During the setup of the low-voltage systems in 2015, a malfunction alarm was also included. Kübler describes the disadvantages of the old system thus: “Previously, the systems could only trigger a collective failure, which was then transmitted to the plant’s security office.” In the process, a ring circuit transmitted the alarm to all circuit breakers, so it was impossible to determine remotely which outflow was actually affected. In the first step, to ascertain precisely which circuit breaker triggered the fault, the message outputs from all circuit breakers were sent to an additional control cabinet close to the system. A controller processed the signals and forwarded corresponding messages to the control center. “The wiring expense for this solution was, however, extremely high,” explains Kübler, “so we looked into alternatives.”
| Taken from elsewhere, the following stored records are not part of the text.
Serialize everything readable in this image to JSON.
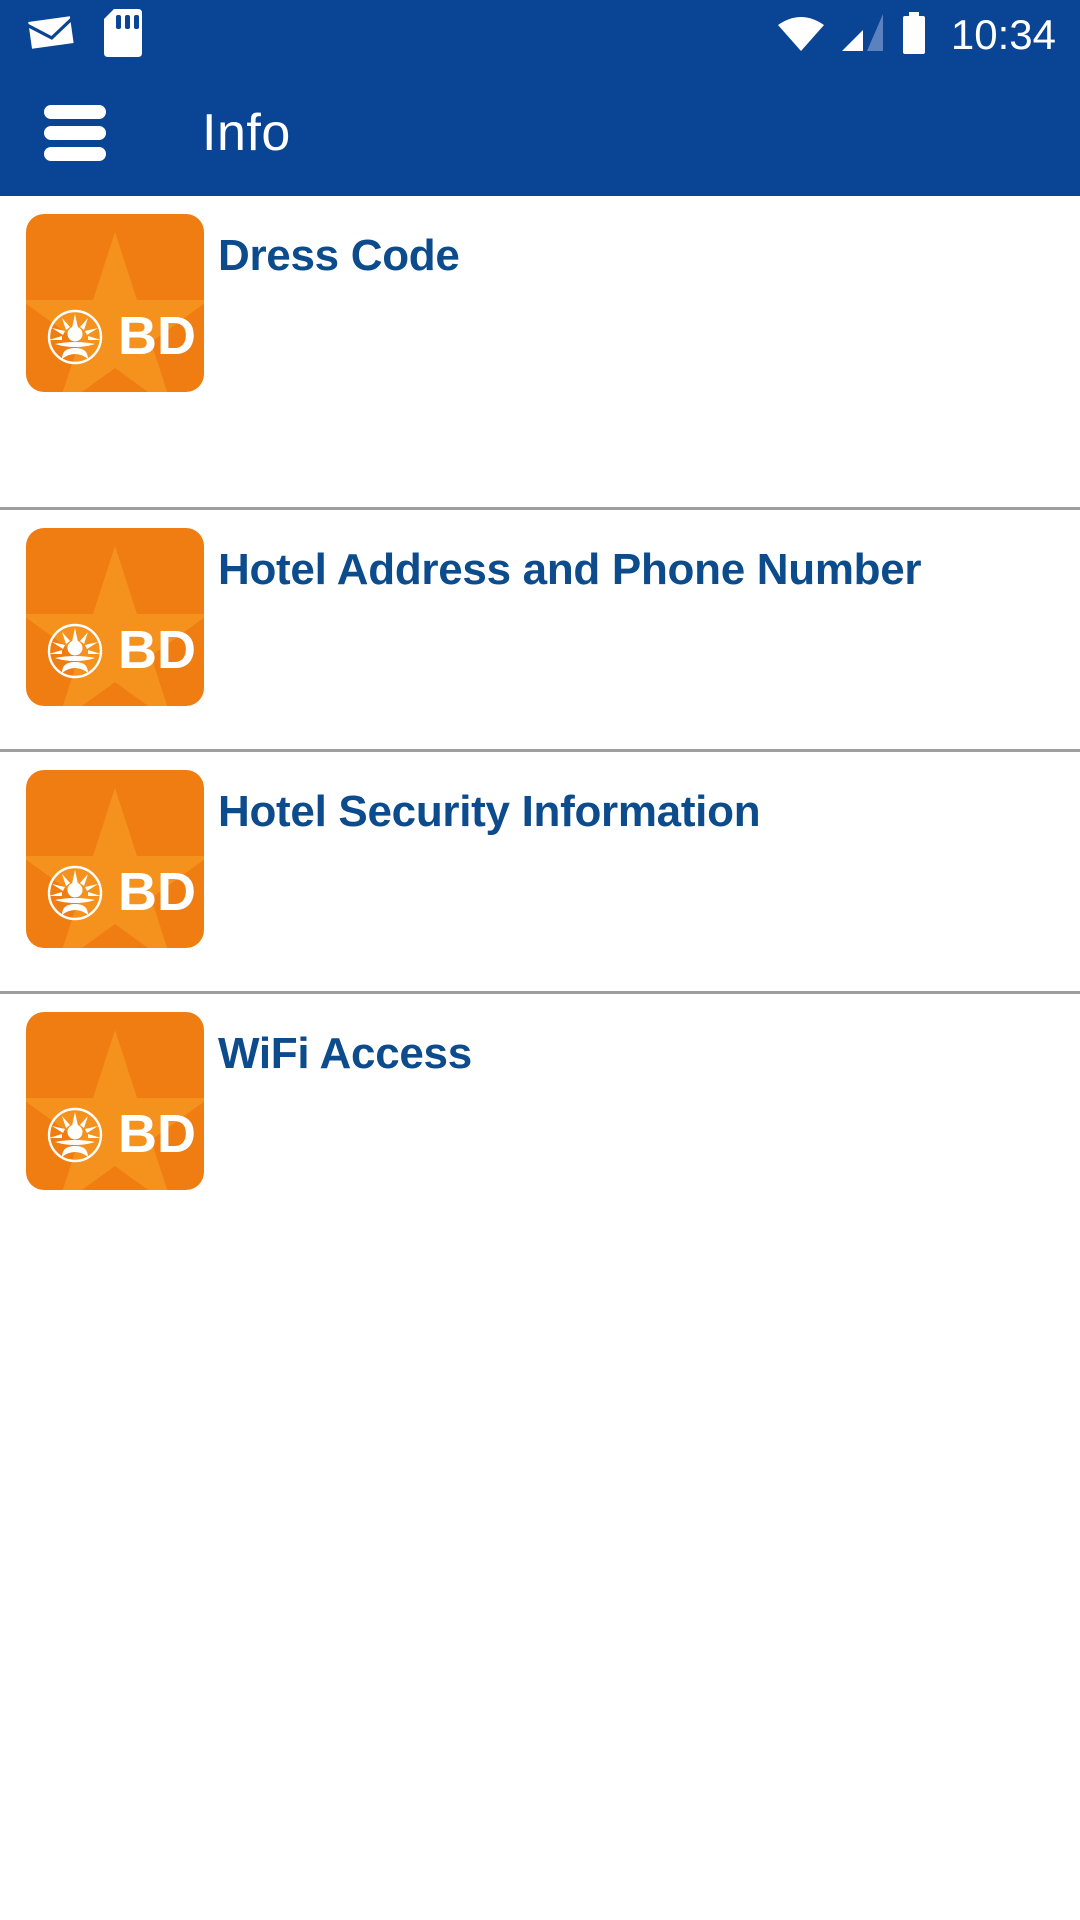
{
  "theme": {
    "brand_blue": "#0A4595",
    "title_blue": "#0D4C8C",
    "tile_orange": "#F07D12",
    "star_orange": "#F5921E",
    "divider_gray": "#9E9E9E",
    "background": "#FFFFFF"
  },
  "status_bar": {
    "time": "10:34",
    "icons_left": [
      "mail-icon",
      "sd-card-icon"
    ],
    "icons_right": [
      "wifi-icon",
      "cell-signal-icon",
      "battery-icon"
    ]
  },
  "app_bar": {
    "menu_icon": "hamburger-menu-icon",
    "title": "Info"
  },
  "list": {
    "items": [
      {
        "title": "Dress Code",
        "icon": "bd-logo-icon",
        "icon_text": "BD"
      },
      {
        "title": "Hotel Address and Phone Number",
        "icon": "bd-logo-icon",
        "icon_text": "BD"
      },
      {
        "title": "Hotel Security Information",
        "icon": "bd-logo-icon",
        "icon_text": "BD"
      },
      {
        "title": "WiFi Access",
        "icon": "bd-logo-icon",
        "icon_text": "BD"
      }
    ]
  }
}
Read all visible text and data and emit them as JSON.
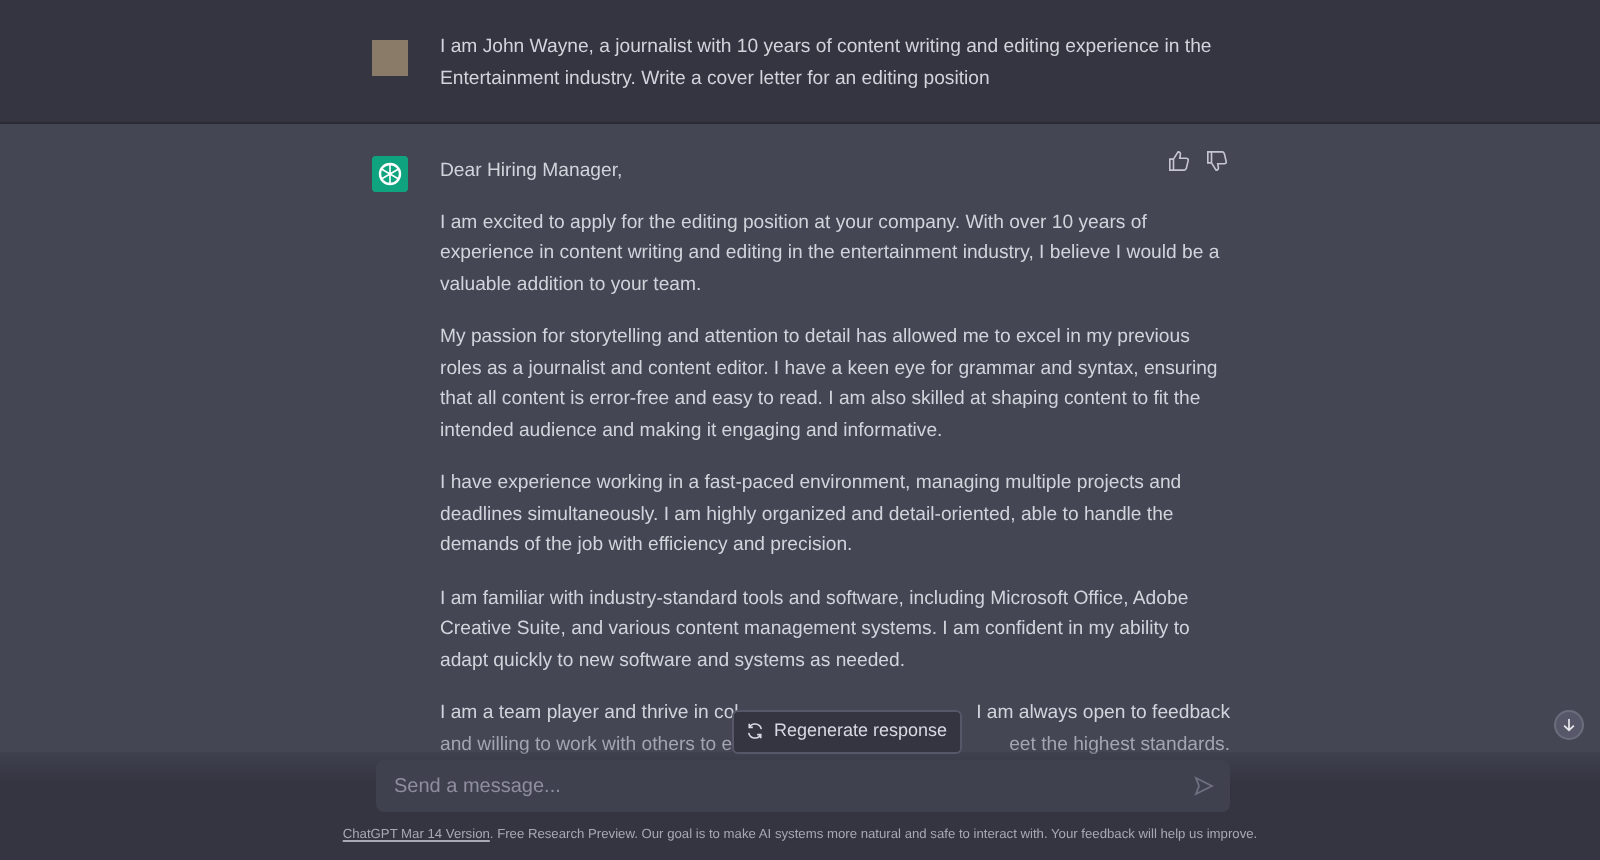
{
  "user_message": {
    "text": "I am John Wayne, a journalist with 10 years of content writing and editing experience in the Entertainment industry. Write a cover letter for an editing position"
  },
  "assistant_message": {
    "greeting": "Dear Hiring Manager,",
    "paragraphs": [
      "I am excited to apply for the editing position at your company. With over 10 years of experience in content writing and editing in the entertainment industry, I believe I would be a valuable addition to your team.",
      "My passion for storytelling and attention to detail has allowed me to excel in my previous roles as a journalist and content editor. I have a keen eye for grammar and syntax, ensuring that all content is error-free and easy to read. I am also skilled at shaping content to fit the intended audience and making it engaging and informative.",
      "I have experience working in a fast-paced environment, managing multiple projects and deadlines simultaneously. I am highly organized and detail-oriented, able to handle the demands of the job with efficiency and precision.",
      "I am familiar with industry-standard tools and software, including Microsoft Office, Adobe Creative Suite, and various content management systems. I am confident in my ability to adapt quickly to new software and systems as needed."
    ],
    "partly_covered_lines": [
      {
        "left": "I am a team player and thrive in col",
        "right": "I am always open to feedback"
      },
      {
        "left": "and willing to work with others to e",
        "right": "eet the highest standards."
      }
    ]
  },
  "regenerate_button": {
    "label": "Regenerate response"
  },
  "message_input": {
    "placeholder": "Send a message..."
  },
  "footer": {
    "link": "ChatGPT Mar 14 Version",
    "text": ". Free Research Preview. Our goal is to make AI systems more natural and safe to interact with. Your feedback will help us improve."
  }
}
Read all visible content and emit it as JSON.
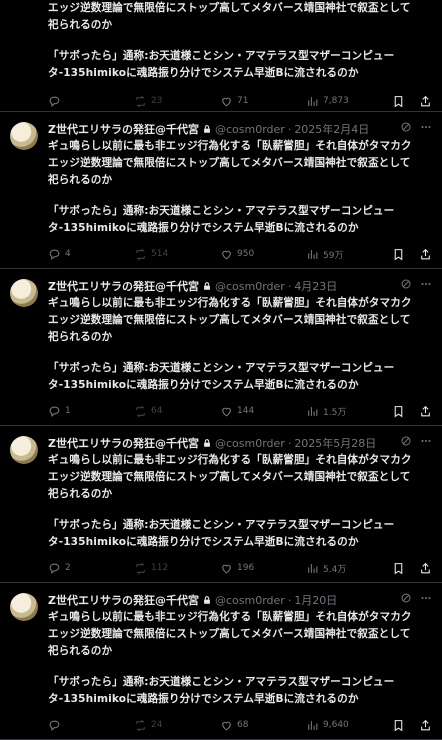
{
  "first_partial": {
    "line1": "エッジ逆数理論で無限倍にストップ高してメタバース靖国神社で叙盃として",
    "line2": "祀られるのか",
    "para2_line1": "「サボったら」通称:お天道様ことシン・アマテラス型マザーコンピュー",
    "para2_line2": "タ-135himikoに魂路振り分けでシステム早逝Bに流されるのか",
    "reply": "",
    "retweet": "23",
    "like": "71",
    "views": "7,873"
  },
  "tweets": [
    {
      "name": "Z世代エリサラの発狂@千代宮",
      "handle": "@cosm0rder",
      "dot": "·",
      "date": "2025年2月4日",
      "lines": [
        "ギュ鳴らし以前に最も非エッジ行為化する「臥薪嘗胆」それ自体がタマカク",
        "エッジ逆数理論で無限倍にストップ高してメタバース靖国神社で叙盃として",
        "祀られるのか"
      ],
      "lines2": [
        "「サボったら」通称:お天道様ことシン・アマテラス型マザーコンピュー",
        "タ-135himikoに魂路振り分けでシステム早逝Bに流されるのか"
      ],
      "reply": "4",
      "retweet": "514",
      "like": "950",
      "views": "59万"
    },
    {
      "name": "Z世代エリサラの発狂@千代宮",
      "handle": "@cosm0rder",
      "dot": "·",
      "date": "4月23日",
      "lines": [
        "ギュ鳴らし以前に最も非エッジ行為化する「臥薪嘗胆」それ自体がタマカク",
        "エッジ逆数理論で無限倍にストップ高してメタバース靖国神社で叙盃として",
        "祀られるのか"
      ],
      "lines2": [
        "「サボったら」通称:お天道様ことシン・アマテラス型マザーコンピュー",
        "タ-135himikoに魂路振り分けでシステム早逝Bに流されるのか"
      ],
      "reply": "1",
      "retweet": "64",
      "like": "144",
      "views": "1.5万"
    },
    {
      "name": "Z世代エリサラの発狂@千代宮",
      "handle": "@cosm0rder",
      "dot": "·",
      "date": "2025年5月28日",
      "lines": [
        "ギュ鳴らし以前に最も非エッジ行為化する「臥薪嘗胆」それ自体がタマカク",
        "エッジ逆数理論で無限倍にストップ高してメタバース靖国神社で叙盃として",
        "祀られるのか"
      ],
      "lines2": [
        "「サボったら」通称:お天道様ことシン・アマテラス型マザーコンピュー",
        "タ-135himikoに魂路振り分けでシステム早逝Bに流されるのか"
      ],
      "reply": "2",
      "retweet": "112",
      "like": "196",
      "views": "5.4万"
    },
    {
      "name": "Z世代エリサラの発狂@千代宮",
      "handle": "@cosm0rder",
      "dot": "·",
      "date": "1月20日",
      "lines": [
        "ギュ鳴らし以前に最も非エッジ行為化する「臥薪嘗胆」それ自体がタマカク",
        "エッジ逆数理論で無限倍にストップ高してメタバース靖国神社で叙盃として",
        "祀られるのか"
      ],
      "lines2": [
        "「サボったら」通称:お天道様ことシン・アマテラス型マザーコンピュー",
        "タ-135himikoに魂路振り分けでシステム早逝Bに流されるのか"
      ],
      "reply": "",
      "retweet": "24",
      "like": "68",
      "views": "9,640"
    }
  ],
  "colors": {
    "background": "#000000",
    "text": "#e7e9ea",
    "muted": "#71767b",
    "divider": "#2f3336"
  },
  "icons": [
    "lock-icon",
    "grok-icon",
    "more-icon",
    "reply-icon",
    "retweet-icon",
    "like-icon",
    "views-icon",
    "bookmark-icon",
    "share-icon"
  ]
}
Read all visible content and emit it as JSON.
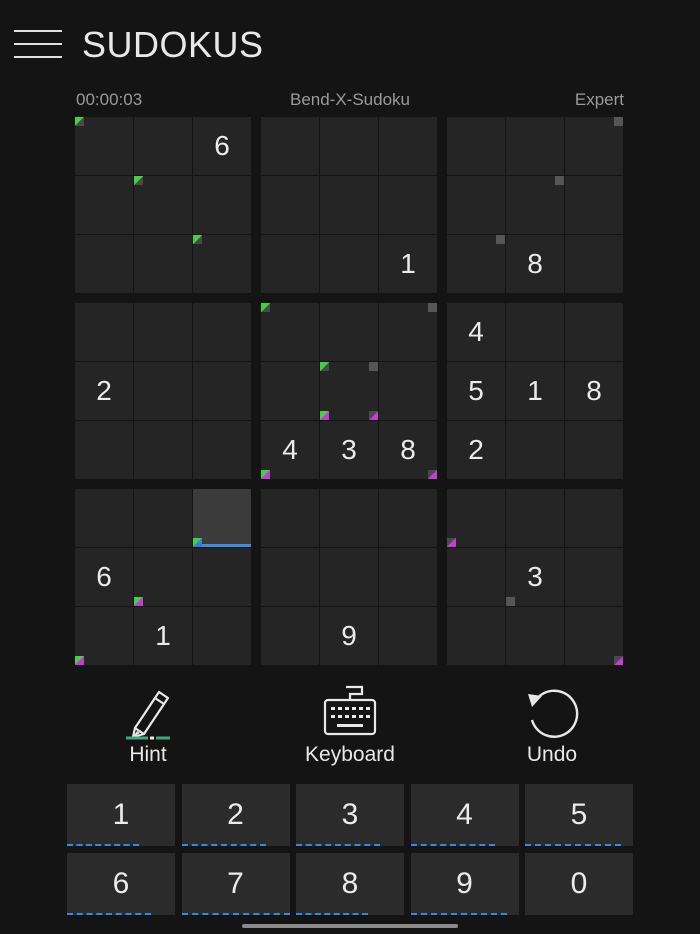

The Schaeffler employees from the plant facilities department hit the jackpot with WAGO. Hardware such as the fieldbus couplers and I/O modules from the modular WAGO 750 I/O-SYSTEM allows a significantly more elegant solution for fault message processing. In addition, each control cabinet array in the system was retrofitted with a PROFINET coupler. This includes a digital input module with 16 channels, which thus has sufficient capacity to evaluate all messages from the circuit breaker in detail. A central controller functions as the master in PROFINET and reads the signals from the PROFINET coupler; additional processing and the control center linkage function just as before. The use of WAGO’s PROFINET coupler has one essential advantage for Kübler: “All we have to do is connect the couplers with patch cables from array to array. Since we use a ring topology, the system functions even if one patch cable is interrupted.” The cables are connected directly through internal channels in the control cabinet. Expensive wiring through the raised floor of the system is no longer necessary. Since both the control lines and power cables are routed from the circuit breakers to loads through the common cable connecting compartment, the respective outflows would have to be disconnected from the power in order for signal cables to be laid.